→ **Directions**: Among the records below, find each line containing the word "Remplissage" and copy it.
*** Material shown ***
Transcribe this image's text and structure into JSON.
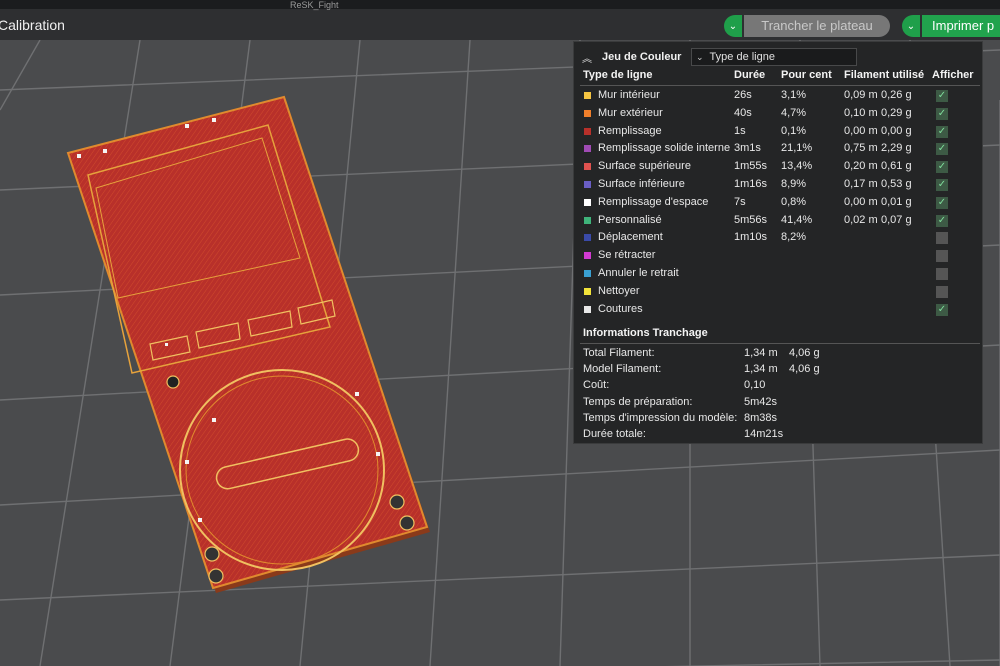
{
  "topbar": {
    "top_fragment": "ReSK_Fight",
    "tab_title": "Calibration",
    "slice_label": "Trancher le plateau",
    "print_label": "Imprimer p"
  },
  "panel": {
    "title": "Jeu de Couleur",
    "select_value": "Type de ligne",
    "headers": {
      "type": "Type de ligne",
      "duration": "Durée",
      "percent": "Pour cent",
      "filament": "Filament utilisé",
      "show": "Afficher"
    },
    "rows": [
      {
        "name": "Mur intérieur",
        "color": "#f5c542",
        "duration": "26s",
        "percent": "3,1%",
        "meters": "0,09 m",
        "grams": "0,26 g",
        "shown": true
      },
      {
        "name": "Mur extérieur",
        "color": "#f07f2b",
        "duration": "40s",
        "percent": "4,7%",
        "meters": "0,10 m",
        "grams": "0,29 g",
        "shown": true
      },
      {
        "name": "Remplissage",
        "color": "#b8302a",
        "duration": "1s",
        "percent": "0,1%",
        "meters": "0,00 m",
        "grams": "0,00 g",
        "shown": true
      },
      {
        "name": "Remplissage solide interne",
        "color": "#a04bb4",
        "duration": "3m1s",
        "percent": "21,1%",
        "meters": "0,75 m",
        "grams": "2,29 g",
        "shown": true
      },
      {
        "name": "Surface supérieure",
        "color": "#e0524f",
        "duration": "1m55s",
        "percent": "13,4%",
        "meters": "0,20 m",
        "grams": "0,61 g",
        "shown": true
      },
      {
        "name": "Surface inférieure",
        "color": "#6a5ec4",
        "duration": "1m16s",
        "percent": "8,9%",
        "meters": "0,17 m",
        "grams": "0,53 g",
        "shown": true
      },
      {
        "name": "Remplissage d'espace",
        "color": "#ffffff",
        "duration": "7s",
        "percent": "0,8%",
        "meters": "0,00 m",
        "grams": "0,01 g",
        "shown": true
      },
      {
        "name": "Personnalisé",
        "color": "#3fb37a",
        "duration": "5m56s",
        "percent": "41,4%",
        "meters": "0,02 m",
        "grams": "0,07 g",
        "shown": true
      },
      {
        "name": "Déplacement",
        "color": "#3a4aa8",
        "duration": "1m10s",
        "percent": "8,2%",
        "meters": "",
        "grams": "",
        "shown": false
      },
      {
        "name": "Se rétracter",
        "color": "#d23ad2",
        "duration": "",
        "percent": "",
        "meters": "",
        "grams": "",
        "shown": false
      },
      {
        "name": "Annuler le retrait",
        "color": "#3aa0d2",
        "duration": "",
        "percent": "",
        "meters": "",
        "grams": "",
        "shown": false
      },
      {
        "name": "Nettoyer",
        "color": "#f2e33a",
        "duration": "",
        "percent": "",
        "meters": "",
        "grams": "",
        "shown": false
      },
      {
        "name": "Coutures",
        "color": "#e8e8e8",
        "duration": "",
        "percent": "",
        "meters": "",
        "grams": "",
        "shown": true
      }
    ],
    "info_title": "Informations Tranchage",
    "info": [
      {
        "label": "Total Filament:",
        "v1": "1,34 m",
        "v2": "4,06 g"
      },
      {
        "label": "Model Filament:",
        "v1": "1,34 m",
        "v2": "4,06 g"
      },
      {
        "label": "Coût:",
        "v1": "0,10",
        "v2": ""
      },
      {
        "label": "Temps de préparation:",
        "v1": "5m42s",
        "v2": ""
      },
      {
        "label": "Temps d'impression du modèle:",
        "v1": "8m38s",
        "v2": ""
      },
      {
        "label": "Durée totale:",
        "v1": "14m21s",
        "v2": ""
      }
    ]
  },
  "colors": {
    "accent": "#21a34d",
    "model_fill": "#b8302a",
    "model_edge": "#e08a2e"
  }
}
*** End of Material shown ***
→ **Answer to the exercise**:
        "name": "Remplissage",
        "name": "Remplissage solide interne",
        "name": "Remplissage d'espace",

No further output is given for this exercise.